Former IDF chief of staff Gadi Eisenkot is being pursued by political parties hoping to boost their popularity in the next election.
By Paul Shindman, World Israel News
Israel’s political parties are looking to bolster their popularity by adding former IDF commander Gadi Eisenkot, who retired from his post last year and is perceived as being popular with the public, Israel Hayom reported Thursday,
Foreign Minister Gabi Ashkenazi of the Blue and White Party said he would welcome Eisenkot and even support him as head of the party instead of Defense Minister Benny Gantz if that was good for the country.
“If it is correct for Gadi to stand at the head of the camp, then Gadi will be head,” Ashkenazi said in an interview Thursday with Israeli Army Radio. “The kingdom before the monarchy.”
With Blue and White’s popularity down in recent polls, along with a drop in approval ratings for Prime Minister Benjamin Netanyahu and his Likud Party, politicians are looking for new blood to up their rankings and Eisenkot is seen as a valuable potential asset.
Eisenkot met last weekend with opposition Yesh Atid leader Yair Lapid, Maariv reported.
“On the agenda: security issues and of course, politics.

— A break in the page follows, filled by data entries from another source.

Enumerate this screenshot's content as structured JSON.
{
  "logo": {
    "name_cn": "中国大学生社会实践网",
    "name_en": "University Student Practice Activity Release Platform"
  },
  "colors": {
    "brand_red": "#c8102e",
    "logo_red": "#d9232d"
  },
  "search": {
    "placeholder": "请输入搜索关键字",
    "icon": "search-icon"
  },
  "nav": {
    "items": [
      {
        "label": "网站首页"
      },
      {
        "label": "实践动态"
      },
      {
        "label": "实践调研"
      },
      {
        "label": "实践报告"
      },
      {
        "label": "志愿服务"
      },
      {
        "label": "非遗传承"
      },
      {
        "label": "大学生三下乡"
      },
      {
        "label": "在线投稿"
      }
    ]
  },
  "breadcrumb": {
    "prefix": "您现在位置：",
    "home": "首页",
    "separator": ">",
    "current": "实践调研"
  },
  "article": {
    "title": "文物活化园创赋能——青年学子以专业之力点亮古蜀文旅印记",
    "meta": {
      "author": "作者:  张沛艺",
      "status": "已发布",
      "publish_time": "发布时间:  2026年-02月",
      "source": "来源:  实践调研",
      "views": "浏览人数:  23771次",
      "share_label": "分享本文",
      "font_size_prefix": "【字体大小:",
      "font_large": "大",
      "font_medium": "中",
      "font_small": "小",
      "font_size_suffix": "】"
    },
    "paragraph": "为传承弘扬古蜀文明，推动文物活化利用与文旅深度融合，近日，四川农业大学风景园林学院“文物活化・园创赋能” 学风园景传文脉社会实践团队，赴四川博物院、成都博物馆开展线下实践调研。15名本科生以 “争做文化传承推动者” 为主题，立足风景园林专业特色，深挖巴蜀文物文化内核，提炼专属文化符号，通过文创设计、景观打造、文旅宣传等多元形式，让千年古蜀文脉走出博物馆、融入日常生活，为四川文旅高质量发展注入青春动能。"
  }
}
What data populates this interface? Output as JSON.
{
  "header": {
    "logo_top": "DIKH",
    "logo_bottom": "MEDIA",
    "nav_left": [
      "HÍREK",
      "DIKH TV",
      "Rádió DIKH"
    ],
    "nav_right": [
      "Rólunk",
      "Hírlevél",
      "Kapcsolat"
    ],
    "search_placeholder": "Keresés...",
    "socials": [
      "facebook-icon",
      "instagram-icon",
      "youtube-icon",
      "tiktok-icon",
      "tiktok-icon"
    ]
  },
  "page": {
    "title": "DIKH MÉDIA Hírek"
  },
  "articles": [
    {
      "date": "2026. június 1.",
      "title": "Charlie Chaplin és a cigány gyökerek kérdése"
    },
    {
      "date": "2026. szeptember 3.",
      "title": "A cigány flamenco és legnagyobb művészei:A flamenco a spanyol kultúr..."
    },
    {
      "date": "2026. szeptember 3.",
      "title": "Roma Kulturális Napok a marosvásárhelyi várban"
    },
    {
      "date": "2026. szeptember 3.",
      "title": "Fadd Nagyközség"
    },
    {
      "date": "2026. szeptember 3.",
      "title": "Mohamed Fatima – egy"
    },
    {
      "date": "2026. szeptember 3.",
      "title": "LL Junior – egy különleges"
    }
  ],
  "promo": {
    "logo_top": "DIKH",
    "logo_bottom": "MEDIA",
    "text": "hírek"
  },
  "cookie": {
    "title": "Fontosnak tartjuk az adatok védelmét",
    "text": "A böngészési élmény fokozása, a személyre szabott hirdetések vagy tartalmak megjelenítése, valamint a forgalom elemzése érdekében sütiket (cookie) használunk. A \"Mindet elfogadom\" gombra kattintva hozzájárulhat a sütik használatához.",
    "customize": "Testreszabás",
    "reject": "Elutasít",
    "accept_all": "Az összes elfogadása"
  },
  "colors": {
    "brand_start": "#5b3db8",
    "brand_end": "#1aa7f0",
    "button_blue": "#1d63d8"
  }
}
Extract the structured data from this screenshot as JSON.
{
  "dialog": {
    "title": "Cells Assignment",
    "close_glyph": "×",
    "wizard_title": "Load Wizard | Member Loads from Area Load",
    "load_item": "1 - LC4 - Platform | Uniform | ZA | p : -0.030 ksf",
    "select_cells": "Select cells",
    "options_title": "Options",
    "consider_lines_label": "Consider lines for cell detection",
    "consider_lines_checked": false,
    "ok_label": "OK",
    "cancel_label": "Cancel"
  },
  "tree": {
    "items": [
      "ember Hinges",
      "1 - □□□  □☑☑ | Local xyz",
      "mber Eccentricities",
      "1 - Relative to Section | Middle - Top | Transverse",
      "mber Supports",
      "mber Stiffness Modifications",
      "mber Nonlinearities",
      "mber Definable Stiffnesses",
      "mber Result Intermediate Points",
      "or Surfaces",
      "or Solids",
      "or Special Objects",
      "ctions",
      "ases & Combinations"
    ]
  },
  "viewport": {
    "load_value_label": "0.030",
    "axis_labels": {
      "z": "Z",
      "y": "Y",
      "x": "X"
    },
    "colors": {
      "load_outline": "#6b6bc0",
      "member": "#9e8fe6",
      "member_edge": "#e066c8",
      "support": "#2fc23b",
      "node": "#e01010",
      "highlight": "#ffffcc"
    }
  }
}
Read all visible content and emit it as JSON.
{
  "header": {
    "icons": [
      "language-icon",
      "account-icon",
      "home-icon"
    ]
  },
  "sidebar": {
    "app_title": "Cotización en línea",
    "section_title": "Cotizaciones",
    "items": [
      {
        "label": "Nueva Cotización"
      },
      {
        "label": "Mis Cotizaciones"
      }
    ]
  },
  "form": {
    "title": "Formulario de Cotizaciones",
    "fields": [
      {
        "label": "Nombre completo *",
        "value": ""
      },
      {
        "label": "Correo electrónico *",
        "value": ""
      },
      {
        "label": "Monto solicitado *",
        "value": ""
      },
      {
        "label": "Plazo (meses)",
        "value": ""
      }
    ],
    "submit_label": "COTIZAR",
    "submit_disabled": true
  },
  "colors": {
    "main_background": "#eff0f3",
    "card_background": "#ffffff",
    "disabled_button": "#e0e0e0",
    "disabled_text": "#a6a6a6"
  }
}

As far as is known, Eisenkot has had quite a few meetings of this kind recently,” reporter Ben Caspit tweeted.
Gantz, Ashkenazi and Eisenkot all served as top generals in the IDF. Ashkenazi retired from the military in 2011, and was replaced by his underling Gantz, who retired in 2015 when Eisenkot, his deputy, took over and completed his term as head of the military in January 2019, retiring from the IDF after 41 years of service.
Normally, Eisenkot would have had to wait to become eligible to enter politics until January 2022 due to a mandated three year cooling-off period for ex-IDF chiefs of staff, but Israel Hayom reported in May that because three elections have been held he is able to run.
Eisenkot is also popular with the American military. In 2016 he received a top American award, Commander of the Legion of Merit, from his American counterpart, U.S. Chairman of the Joint Chiefs of Staff General Joseph Dunford, for “exceptionally meritorious service as chief of the General Staff of the IDF” and his “contribution to the strategic cooperation between the United States and Israel [that] will have a lasting effect on both countries.”
“It will be a great contribution to the Israeli public if Gadi decides to join, if he will decide,” said Ashkenazi, who, along with Gantz, was also head of the IDF. “I can only bless it.”